Like all the best ideas, I can't remember my exact train of thought with this one. Following some rather wayward googling, I came across the idea of the pickled lime. Or rather re-encountered the idea of pickled limes as, like the author of this article, my very first encounter was through reading Little Women. I was similarly baffled by their obsession but on thinking it through again, what could be more delicious by something wincingly sour, salty and limey. Tangfastics won't have anything on pickled limes.
Pickled limes are meant to have been popular in the Boston-area in the Little Women-era (mid 19th century? bit rubbish about eras etc. Later than 'days of yore', not quite 'modern-day').
A recipe was slightly harder to locate. After trying to weed out the recipes for an Indian-style lime pickle and trawling through quite a few broken links, there were few options. The method suggested by Bee Wilson in her article - put in jar with one tablespoon of salt per cup of water - seemed a little simple.

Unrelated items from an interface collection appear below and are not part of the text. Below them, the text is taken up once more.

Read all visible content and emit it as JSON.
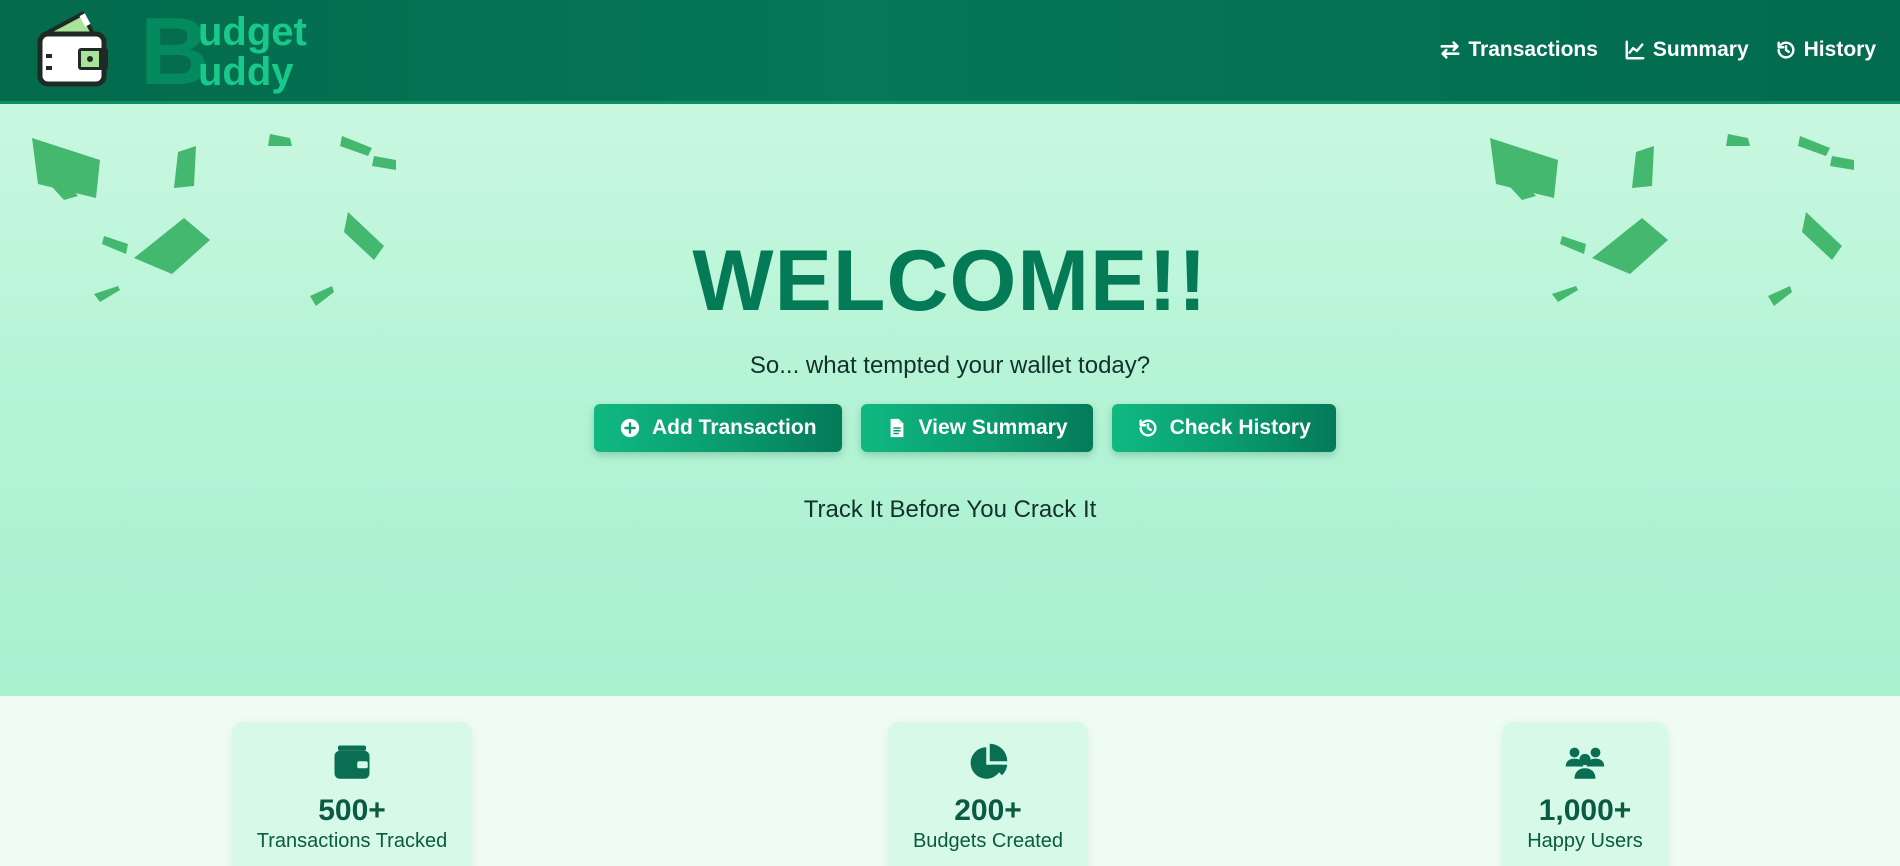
{
  "brand": {
    "initial": "B",
    "line1": "udget",
    "line2": "uddy",
    "logo_icon": "wallet-icon"
  },
  "nav": {
    "items": [
      {
        "label": "Transactions",
        "icon": "exchange-icon"
      },
      {
        "label": "Summary",
        "icon": "line-chart-icon"
      },
      {
        "label": "History",
        "icon": "history-icon"
      }
    ]
  },
  "hero": {
    "title": "WELCOME!!",
    "subtitle": "So... what tempted your wallet today?",
    "buttons": [
      {
        "label": "Add Transaction",
        "icon": "plus-circle-icon"
      },
      {
        "label": "View Summary",
        "icon": "file-icon"
      },
      {
        "label": "Check History",
        "icon": "history-icon"
      }
    ],
    "motto": "Track It Before You Crack It"
  },
  "stats": [
    {
      "value": "500+",
      "label": "Transactions Tracked",
      "icon": "wallet-icon"
    },
    {
      "value": "200+",
      "label": "Budgets Created",
      "icon": "pie-chart-icon"
    },
    {
      "value": "1,000+",
      "label": "Happy Users",
      "icon": "users-icon"
    }
  ],
  "colors": {
    "nav_bg": "#047857",
    "accent": "#10b981",
    "title": "#047a57",
    "hero_bg": "#c9f8e0"
  }
}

But here goes... In case you were wondering, exactly thirteen limes fit in a large kilner jar. Turned out I had bought exactly thirteen limes and will henceforth be entering all "guess the sweets in the jar" competitions I encounter (likely none).
It also sounds has a Vietnamese counterpart called Chanh Muoi - detailed here. In this description and in quite a few others having read up afterwards (see the mistake there... afterwards), it seems that you can put a deep cross-slit in the limes and rub salt directly into the flesh to speed up the process. Alas, I didn't.
I then added a cup of water, followed by the requisite salt until it was full up. Simples.
The jar and water make the limes an extra luminous green and, even if the taste isn't up to scratch, they do look rather lovely. Now to wait three weeks for the verdict....